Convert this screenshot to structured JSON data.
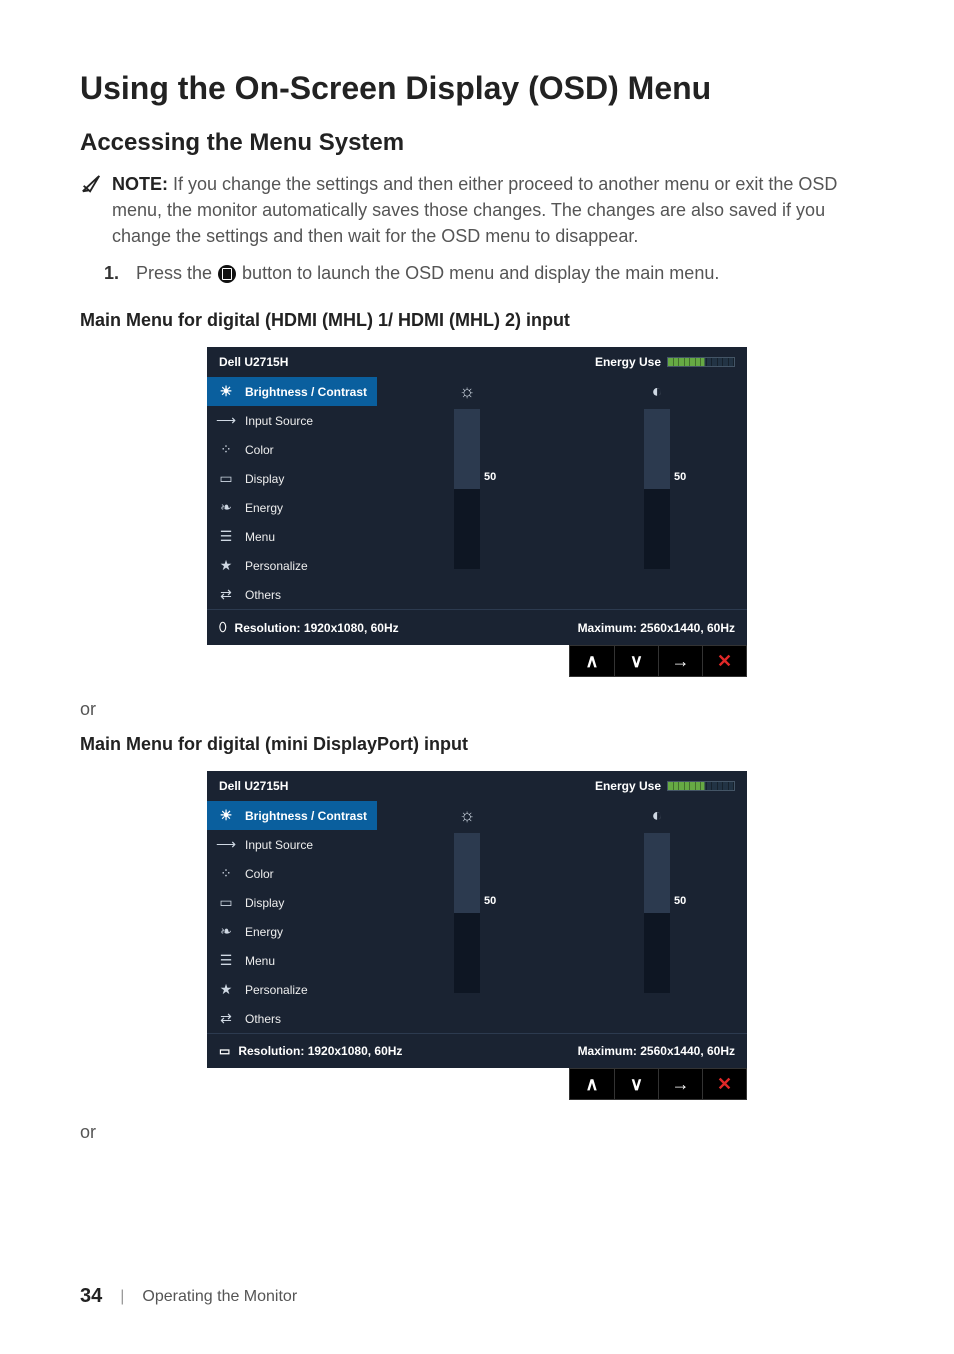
{
  "headings": {
    "h1": "Using the On-Screen Display (OSD) Menu",
    "h2": "Accessing the Menu System",
    "noteLabel": "NOTE:",
    "noteBody": " If you change the settings and then either proceed to another menu or exit the OSD menu, the monitor automatically saves those changes. The changes are also saved if you change the settings and then wait for the OSD menu to disappear.",
    "stepNum": "1.",
    "stepPre": "Press the ",
    "stepPost": " button to launch the OSD menu and display the main menu.",
    "sub1": "Main Menu for digital (HDMI (MHL) 1/ HDMI (MHL) 2) input",
    "or": "or",
    "sub2": "Main Menu for digital (mini DisplayPort) input"
  },
  "osd": {
    "model": "Dell U2715H",
    "energyLabel": "Energy Use",
    "menu": [
      {
        "icon": "☀",
        "label": "Brightness / Contrast",
        "selected": true
      },
      {
        "icon": "⟶",
        "label": "Input Source"
      },
      {
        "icon": "⁘",
        "label": "Color"
      },
      {
        "icon": "▭",
        "label": "Display"
      },
      {
        "icon": "❧",
        "label": "Energy"
      },
      {
        "icon": "☰",
        "label": "Menu"
      },
      {
        "icon": "★",
        "label": "Personalize"
      },
      {
        "icon": "⇄",
        "label": "Others"
      }
    ],
    "brightness": {
      "value": 50,
      "icon": "☼"
    },
    "contrast": {
      "value": 50,
      "icon": "◐"
    },
    "resolutionLabel": "Resolution:",
    "resolution": "1920x1080, 60Hz",
    "maximumLabel": "Maximum:",
    "maximum": "2560x1440, 60Hz",
    "connIconA": "⬯",
    "connIconB": "▭",
    "buttons": {
      "up": "∧",
      "down": "∨",
      "enter": "→",
      "close": "✕"
    }
  },
  "footer": {
    "pageNum": "34",
    "divider": "|",
    "section": "Operating the Monitor"
  }
}
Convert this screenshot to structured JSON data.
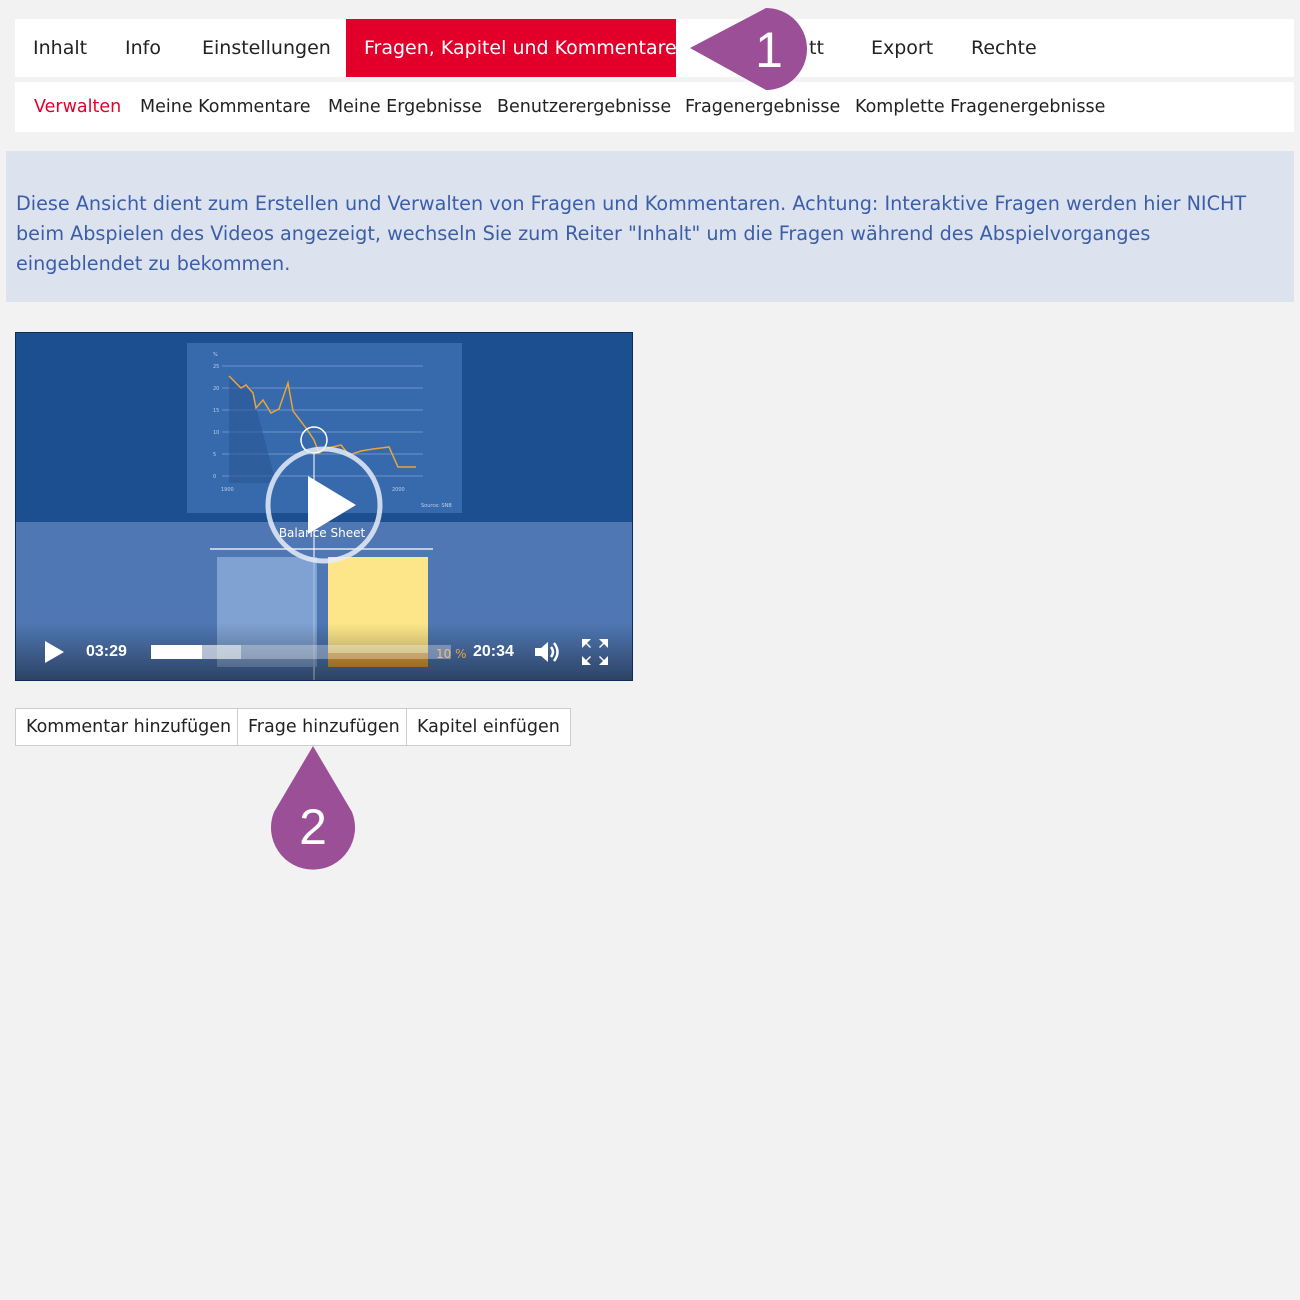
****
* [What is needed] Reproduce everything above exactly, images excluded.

* [Result for this exercise]
Convert this screenshot to structured JSON data.
{
  "headings": {
    "h1": "Using the On-Screen Display (OSD) Menu",
    "h2": "Accessing the Menu System",
    "noteLabel": "NOTE:",
    "noteBody": " If you change the settings and then either proceed to another menu or exit the OSD menu, the monitor automatically saves those changes. The changes are also saved if you change the settings and then wait for the OSD menu to disappear.",
    "stepNum": "1.",
    "stepPre": "Press the ",
    "stepPost": " button to launch the OSD menu and display the main menu.",
    "sub1": "Main Menu for digital (HDMI (MHL) 1/ HDMI (MHL) 2) input",
    "or": "or",
    "sub2": "Main Menu for digital (mini DisplayPort) input"
  },
  "osd": {
    "model": "Dell U2715H",
    "energyLabel": "Energy Use",
    "menu": [
      {
        "icon": "☀",
        "label": "Brightness / Contrast",
        "selected": true
      },
      {
        "icon": "⟶",
        "label": "Input Source"
      },
      {
        "icon": "⁘",
        "label": "Color"
      },
      {
        "icon": "▭",
        "label": "Display"
      },
      {
        "icon": "❧",
        "label": "Energy"
      },
      {
        "icon": "☰",
        "label": "Menu"
      },
      {
        "icon": "★",
        "label": "Personalize"
      },
      {
        "icon": "⇄",
        "label": "Others"
      }
    ],
    "brightness": {
      "value": 50,
      "icon": "☼"
    },
    "contrast": {
      "value": 50,
      "icon": "◐"
    },
    "resolutionLabel": "Resolution:",
    "resolution": "1920x1080, 60Hz",
    "maximumLabel": "Maximum:",
    "maximum": "2560x1440, 60Hz",
    "connIconA": "⬯",
    "connIconB": "▭",
    "buttons": {
      "up": "∧",
      "down": "∨",
      "enter": "→",
      "close": "✕"
    }
  },
  "footer": {
    "pageNum": "34",
    "divider": "|",
    "section": "Operating the Monitor"
  }
}
Convert this screenshot to structured JSON data.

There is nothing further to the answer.